BRIEF:
With the images removed, repeat the data below exactly.

*** DATA EXCERPTS ***

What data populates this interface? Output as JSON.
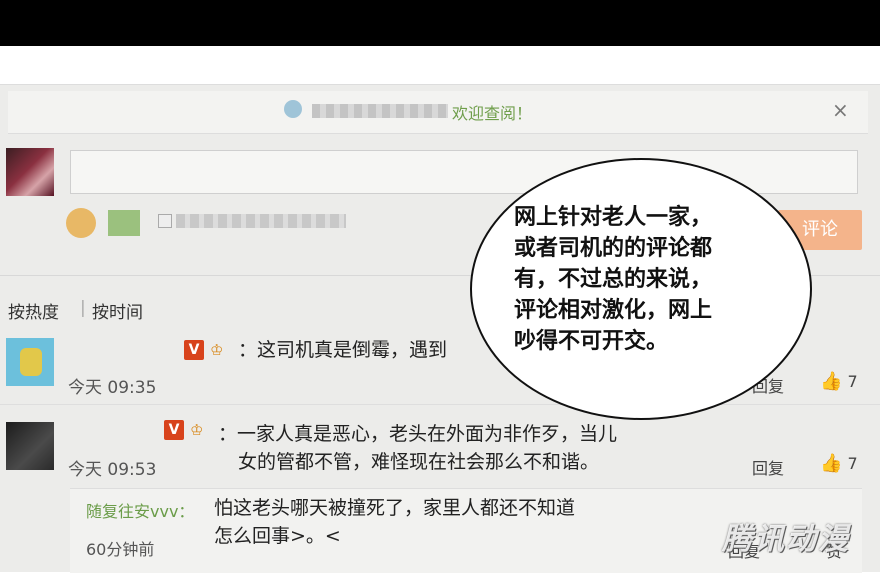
{
  "notice": {
    "text": "欢迎查阅！",
    "close": "×"
  },
  "composer": {
    "submit_label": "评论"
  },
  "sort": {
    "hot": "按热度",
    "separator": "|",
    "time": "按时间"
  },
  "comments": [
    {
      "badge": "V",
      "vip": "♔",
      "text": "：这司机真是倒霉，遇到",
      "time": "今天 09:35",
      "reply": "回复",
      "likes": "7"
    },
    {
      "badge": "V",
      "vip": "♔",
      "text_line1": "：一家人真是恶心，老头在外面为非作歹，当儿",
      "text_line2": "女的管都不管，难怪现在社会那么不和谐。",
      "time": "今天 09:53",
      "reply": "回复",
      "likes": "7"
    }
  ],
  "sub_reply": {
    "user": "随复往安vvv：",
    "text_line1": "怕这老头哪天被撞死了，家里人都还不知道",
    "text_line2": "怎么回事>。<",
    "time": "60分钟前",
    "reply": "回复",
    "like": "赞"
  },
  "speech_bubble": {
    "line1": "网上针对老人一家，",
    "line2": "或者司机的的评论都",
    "line3": "有，不过总的来说，",
    "line4": "评论相对激化，网上",
    "line5": "吵得不可开交。"
  },
  "watermark": "腾讯动漫",
  "icons": {
    "close": "close-icon",
    "emoji": "emoji-icon",
    "image": "image-icon",
    "thumb": "thumbs-up-icon",
    "vip": "crown-icon"
  },
  "colors": {
    "submit": "#f4b48b",
    "notice_text": "#6f9e4b",
    "badge": "#d8431c"
  }
}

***

EXERCISE OUTPUT:
What data populates this interface? Output as JSON.
{
  "notice": {
    "text": "欢迎查阅！",
    "close": "×"
  },
  "composer": {
    "submit_label": "评论"
  },
  "sort": {
    "hot": "按热度",
    "separator": "|",
    "time": "按时间"
  },
  "comments": [
    {
      "badge": "V",
      "vip": "♔",
      "text": "：这司机真是倒霉，遇到",
      "time": "今天 09:35",
      "reply": "回复",
      "likes": "7"
    },
    {
      "badge": "V",
      "vip": "♔",
      "text_line1": "：一家人真是恶心，老头在外面为非作歹，当儿",
      "text_line2": "女的管都不管，难怪现在社会那么不和谐。",
      "time": "今天 09:53",
      "reply": "回复",
      "likes": "7"
    }
  ],
  "sub_reply": {
    "user": "随复往安vvv：",
    "text_line1": "怕这老头哪天被撞死了，家里人都还不知道",
    "text_line2": "怎么回事>。<",
    "time": "60分钟前",
    "reply": "回复",
    "like": "赞"
  },
  "speech_bubble": {
    "line1": "网上针对老人一家，",
    "line2": "或者司机的的评论都",
    "line3": "有，不过总的来说，",
    "line4": "评论相对激化，网上",
    "line5": "吵得不可开交。"
  },
  "watermark": "腾讯动漫",
  "icons": {
    "close": "close-icon",
    "emoji": "emoji-icon",
    "image": "image-icon",
    "thumb": "thumbs-up-icon",
    "vip": "crown-icon"
  },
  "colors": {
    "submit": "#f4b48b",
    "notice_text": "#6f9e4b",
    "badge": "#d8431c"
  }
}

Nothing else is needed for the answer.